Now that the election is over and all that is left is the counting in two key senate races, it is time to consider what this will do for numismatic-related legislation. The 109th congress was very busy over the last two years. However, with a lame duck session of congress beginning next week with no passed budget, numismatic-related bills are finished for this year.
By rule, all legislation not enacted into law does not carry over into the next congress. So any bill that is active in the 109th congress, they would have to be re-introduced during the 110th congress for consideration. While some of these bills were originally introduced by representatives looking to curry favor with their voters back home, there are a few that have a chance in the next congress.
When the ten 1933 Saint-Gaudens Double Eagles that once belonged to Israel Switt were confiscated from one of his decedents, there was a move by congress to try to create a law that would define what was legal tender and what was not. Rep. Frank Lewis (R-OK) introduced the Numismatic Rarities Certainty Act of 2006 (H.R. 5077) to help determine the legality of other coins and patterns not “officially” considered US Government property, even though the Mint has not pursued those coins.
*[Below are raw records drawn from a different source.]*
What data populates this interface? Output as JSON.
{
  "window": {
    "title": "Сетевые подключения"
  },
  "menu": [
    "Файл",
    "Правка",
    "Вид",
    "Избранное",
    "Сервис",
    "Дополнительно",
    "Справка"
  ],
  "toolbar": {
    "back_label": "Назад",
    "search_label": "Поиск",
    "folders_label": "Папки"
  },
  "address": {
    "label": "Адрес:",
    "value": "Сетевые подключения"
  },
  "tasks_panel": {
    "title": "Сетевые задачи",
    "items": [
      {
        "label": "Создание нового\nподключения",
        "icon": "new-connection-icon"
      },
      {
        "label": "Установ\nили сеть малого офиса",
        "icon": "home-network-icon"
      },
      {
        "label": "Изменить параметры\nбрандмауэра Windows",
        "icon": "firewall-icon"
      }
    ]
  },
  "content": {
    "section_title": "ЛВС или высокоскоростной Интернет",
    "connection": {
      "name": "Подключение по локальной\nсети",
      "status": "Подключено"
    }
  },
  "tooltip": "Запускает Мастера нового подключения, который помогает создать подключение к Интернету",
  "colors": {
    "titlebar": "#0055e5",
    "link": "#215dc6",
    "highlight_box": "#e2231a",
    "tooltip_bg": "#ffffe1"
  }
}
Although the bill is still in committee, there is no reason to think that this will not be brought up again.
Rep. Jim Kolbe (R-AZ) introduced the Currency Overhaul for an Industrious Nation (COIN) Act (H.R. 5818) late in the second session. It is a sweeping piece of legislation that seeks to stop circulating cents by codifying rounding for cash transactions, eliminates the one-dollar paper currency in favor of coinage, re-introduces the $2 for circulation, along with other changes. Since the bill was introduced in August, there is no chance of this being resolved in this congress. There are some provision that are promising and will be brought again.
Two commemoratives that passed where they were introduced are certain to be re-introduced. The NASA and JPL 50th Anniversary Commemorative Coin Act (H.R. 68) will celebrate the 50th anniversary of these institutions with a $50 gold and $1 silver coins in 2008 was passed in the House. Also, the American Veterans Disabled for Life Commemorative Coin Act (S. 633) was passed in the Senate and specifies the issuing of two $1 silver commemorative dollars with the proceeds helping fund the construction of the American Veterans Disabled for Life Memorial.
One more bill I would like to mention that did pass in the Senate but probably has little chance of being re-introduced in 2007. The Theodore Roosevelt Commemorative Coin Act (S. 863) was to honor the 100th anniversary of our 26th President being the first sitting president to win the Nobel Peace Prize in 1906. Although it passed the senate, the current state of politics in this country and that this year was the century anniversary makes this bill a long shot.
Congratulations to all of the winners and I hope you do what is right for the nation as well for all of us interested in numismatics.